▸ Entries shown:
···

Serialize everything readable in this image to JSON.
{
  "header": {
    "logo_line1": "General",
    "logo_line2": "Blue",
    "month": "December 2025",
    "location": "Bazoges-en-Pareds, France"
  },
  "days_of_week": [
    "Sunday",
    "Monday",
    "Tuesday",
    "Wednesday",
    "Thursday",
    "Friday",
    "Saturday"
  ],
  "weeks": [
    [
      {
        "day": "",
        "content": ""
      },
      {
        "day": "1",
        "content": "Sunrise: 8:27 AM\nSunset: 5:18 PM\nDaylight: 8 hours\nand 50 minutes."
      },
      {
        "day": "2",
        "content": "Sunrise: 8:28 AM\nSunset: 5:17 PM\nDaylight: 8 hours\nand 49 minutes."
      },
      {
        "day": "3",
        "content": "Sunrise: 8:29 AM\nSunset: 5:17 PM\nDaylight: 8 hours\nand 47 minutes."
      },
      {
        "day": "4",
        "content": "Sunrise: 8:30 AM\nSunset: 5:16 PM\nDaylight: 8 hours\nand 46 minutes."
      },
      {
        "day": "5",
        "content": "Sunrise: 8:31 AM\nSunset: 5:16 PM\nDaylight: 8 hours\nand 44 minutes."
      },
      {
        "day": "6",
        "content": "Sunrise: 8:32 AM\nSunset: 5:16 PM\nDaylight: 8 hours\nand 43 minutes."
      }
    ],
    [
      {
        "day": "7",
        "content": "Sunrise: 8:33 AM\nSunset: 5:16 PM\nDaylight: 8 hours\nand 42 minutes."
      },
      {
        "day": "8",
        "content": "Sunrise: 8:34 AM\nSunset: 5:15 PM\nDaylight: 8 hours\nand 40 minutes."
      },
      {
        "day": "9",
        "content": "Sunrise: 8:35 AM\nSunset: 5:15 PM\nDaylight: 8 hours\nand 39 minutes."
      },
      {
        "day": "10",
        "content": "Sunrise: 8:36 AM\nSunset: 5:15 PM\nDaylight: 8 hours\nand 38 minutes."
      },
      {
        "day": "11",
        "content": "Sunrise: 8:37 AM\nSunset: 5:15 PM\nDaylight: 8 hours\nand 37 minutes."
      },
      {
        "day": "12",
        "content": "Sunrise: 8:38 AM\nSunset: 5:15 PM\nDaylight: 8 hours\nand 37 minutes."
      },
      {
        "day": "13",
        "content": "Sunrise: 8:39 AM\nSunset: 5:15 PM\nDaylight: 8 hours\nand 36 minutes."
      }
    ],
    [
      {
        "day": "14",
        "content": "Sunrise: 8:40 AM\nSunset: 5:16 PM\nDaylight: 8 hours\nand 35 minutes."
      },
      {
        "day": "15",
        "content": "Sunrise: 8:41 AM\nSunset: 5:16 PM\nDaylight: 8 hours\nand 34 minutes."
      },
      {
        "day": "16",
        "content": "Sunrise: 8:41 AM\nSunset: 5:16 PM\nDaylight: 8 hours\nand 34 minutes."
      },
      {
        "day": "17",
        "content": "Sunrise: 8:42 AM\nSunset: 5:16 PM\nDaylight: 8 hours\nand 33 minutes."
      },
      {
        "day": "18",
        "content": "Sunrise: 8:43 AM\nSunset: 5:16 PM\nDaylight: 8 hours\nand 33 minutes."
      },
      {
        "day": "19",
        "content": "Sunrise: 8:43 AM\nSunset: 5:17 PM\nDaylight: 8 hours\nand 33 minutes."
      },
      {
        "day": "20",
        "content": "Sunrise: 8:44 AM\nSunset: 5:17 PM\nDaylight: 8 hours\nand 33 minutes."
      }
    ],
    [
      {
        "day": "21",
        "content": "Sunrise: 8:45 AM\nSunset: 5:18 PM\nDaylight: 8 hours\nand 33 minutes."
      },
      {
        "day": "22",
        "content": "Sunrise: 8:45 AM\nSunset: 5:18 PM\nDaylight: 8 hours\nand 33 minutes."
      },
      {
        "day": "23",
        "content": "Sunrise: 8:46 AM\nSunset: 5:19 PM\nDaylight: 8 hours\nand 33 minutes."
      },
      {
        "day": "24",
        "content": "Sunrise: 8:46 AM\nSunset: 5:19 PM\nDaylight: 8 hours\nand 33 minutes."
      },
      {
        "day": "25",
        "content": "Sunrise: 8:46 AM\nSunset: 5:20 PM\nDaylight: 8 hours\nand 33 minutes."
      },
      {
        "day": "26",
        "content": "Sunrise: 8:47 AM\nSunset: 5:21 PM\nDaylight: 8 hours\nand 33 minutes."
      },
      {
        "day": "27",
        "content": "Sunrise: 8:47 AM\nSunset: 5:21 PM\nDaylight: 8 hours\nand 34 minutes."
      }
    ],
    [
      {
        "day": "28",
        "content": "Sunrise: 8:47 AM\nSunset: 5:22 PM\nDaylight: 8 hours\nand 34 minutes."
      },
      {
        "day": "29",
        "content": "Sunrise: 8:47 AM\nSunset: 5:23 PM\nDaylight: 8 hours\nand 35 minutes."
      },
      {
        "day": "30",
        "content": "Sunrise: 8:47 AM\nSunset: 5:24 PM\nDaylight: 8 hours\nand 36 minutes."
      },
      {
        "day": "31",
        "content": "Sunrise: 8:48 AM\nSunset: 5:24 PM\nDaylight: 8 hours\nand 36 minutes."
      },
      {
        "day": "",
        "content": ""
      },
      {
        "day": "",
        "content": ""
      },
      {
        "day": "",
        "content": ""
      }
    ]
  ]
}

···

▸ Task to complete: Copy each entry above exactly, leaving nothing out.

▸ Result:
Serialize everything readable in this image to JSON.
{
  "header": {
    "logo_line1": "General",
    "logo_line2": "Blue",
    "month": "December 2025",
    "location": "Bazoges-en-Pareds, France"
  },
  "days_of_week": [
    "Sunday",
    "Monday",
    "Tuesday",
    "Wednesday",
    "Thursday",
    "Friday",
    "Saturday"
  ],
  "weeks": [
    [
      {
        "day": "",
        "content": ""
      },
      {
        "day": "1",
        "content": "Sunrise: 8:27 AM\nSunset: 5:18 PM\nDaylight: 8 hours\nand 50 minutes."
      },
      {
        "day": "2",
        "content": "Sunrise: 8:28 AM\nSunset: 5:17 PM\nDaylight: 8 hours\nand 49 minutes."
      },
      {
        "day": "3",
        "content": "Sunrise: 8:29 AM\nSunset: 5:17 PM\nDaylight: 8 hours\nand 47 minutes."
      },
      {
        "day": "4",
        "content": "Sunrise: 8:30 AM\nSunset: 5:16 PM\nDaylight: 8 hours\nand 46 minutes."
      },
      {
        "day": "5",
        "content": "Sunrise: 8:31 AM\nSunset: 5:16 PM\nDaylight: 8 hours\nand 44 minutes."
      },
      {
        "day": "6",
        "content": "Sunrise: 8:32 AM\nSunset: 5:16 PM\nDaylight: 8 hours\nand 43 minutes."
      }
    ],
    [
      {
        "day": "7",
        "content": "Sunrise: 8:33 AM\nSunset: 5:16 PM\nDaylight: 8 hours\nand 42 minutes."
      },
      {
        "day": "8",
        "content": "Sunrise: 8:34 AM\nSunset: 5:15 PM\nDaylight: 8 hours\nand 40 minutes."
      },
      {
        "day": "9",
        "content": "Sunrise: 8:35 AM\nSunset: 5:15 PM\nDaylight: 8 hours\nand 39 minutes."
      },
      {
        "day": "10",
        "content": "Sunrise: 8:36 AM\nSunset: 5:15 PM\nDaylight: 8 hours\nand 38 minutes."
      },
      {
        "day": "11",
        "content": "Sunrise: 8:37 AM\nSunset: 5:15 PM\nDaylight: 8 hours\nand 37 minutes."
      },
      {
        "day": "12",
        "content": "Sunrise: 8:38 AM\nSunset: 5:15 PM\nDaylight: 8 hours\nand 37 minutes."
      },
      {
        "day": "13",
        "content": "Sunrise: 8:39 AM\nSunset: 5:15 PM\nDaylight: 8 hours\nand 36 minutes."
      }
    ],
    [
      {
        "day": "14",
        "content": "Sunrise: 8:40 AM\nSunset: 5:16 PM\nDaylight: 8 hours\nand 35 minutes."
      },
      {
        "day": "15",
        "content": "Sunrise: 8:41 AM\nSunset: 5:16 PM\nDaylight: 8 hours\nand 34 minutes."
      },
      {
        "day": "16",
        "content": "Sunrise: 8:41 AM\nSunset: 5:16 PM\nDaylight: 8 hours\nand 34 minutes."
      },
      {
        "day": "17",
        "content": "Sunrise: 8:42 AM\nSunset: 5:16 PM\nDaylight: 8 hours\nand 33 minutes."
      },
      {
        "day": "18",
        "content": "Sunrise: 8:43 AM\nSunset: 5:16 PM\nDaylight: 8 hours\nand 33 minutes."
      },
      {
        "day": "19",
        "content": "Sunrise: 8:43 AM\nSunset: 5:17 PM\nDaylight: 8 hours\nand 33 minutes."
      },
      {
        "day": "20",
        "content": "Sunrise: 8:44 AM\nSunset: 5:17 PM\nDaylight: 8 hours\nand 33 minutes."
      }
    ],
    [
      {
        "day": "21",
        "content": "Sunrise: 8:45 AM\nSunset: 5:18 PM\nDaylight: 8 hours\nand 33 minutes."
      },
      {
        "day": "22",
        "content": "Sunrise: 8:45 AM\nSunset: 5:18 PM\nDaylight: 8 hours\nand 33 minutes."
      },
      {
        "day": "23",
        "content": "Sunrise: 8:46 AM\nSunset: 5:19 PM\nDaylight: 8 hours\nand 33 minutes."
      },
      {
        "day": "24",
        "content": "Sunrise: 8:46 AM\nSunset: 5:19 PM\nDaylight: 8 hours\nand 33 minutes."
      },
      {
        "day": "25",
        "content": "Sunrise: 8:46 AM\nSunset: 5:20 PM\nDaylight: 8 hours\nand 33 minutes."
      },
      {
        "day": "26",
        "content": "Sunrise: 8:47 AM\nSunset: 5:21 PM\nDaylight: 8 hours\nand 33 minutes."
      },
      {
        "day": "27",
        "content": "Sunrise: 8:47 AM\nSunset: 5:21 PM\nDaylight: 8 hours\nand 34 minutes."
      }
    ],
    [
      {
        "day": "28",
        "content": "Sunrise: 8:47 AM\nSunset: 5:22 PM\nDaylight: 8 hours\nand 34 minutes."
      },
      {
        "day": "29",
        "content": "Sunrise: 8:47 AM\nSunset: 5:23 PM\nDaylight: 8 hours\nand 35 minutes."
      },
      {
        "day": "30",
        "content": "Sunrise: 8:47 AM\nSunset: 5:24 PM\nDaylight: 8 hours\nand 36 minutes."
      },
      {
        "day": "31",
        "content": "Sunrise: 8:48 AM\nSunset: 5:24 PM\nDaylight: 8 hours\nand 36 minutes."
      },
      {
        "day": "",
        "content": ""
      },
      {
        "day": "",
        "content": ""
      },
      {
        "day": "",
        "content": ""
      }
    ]
  ]
}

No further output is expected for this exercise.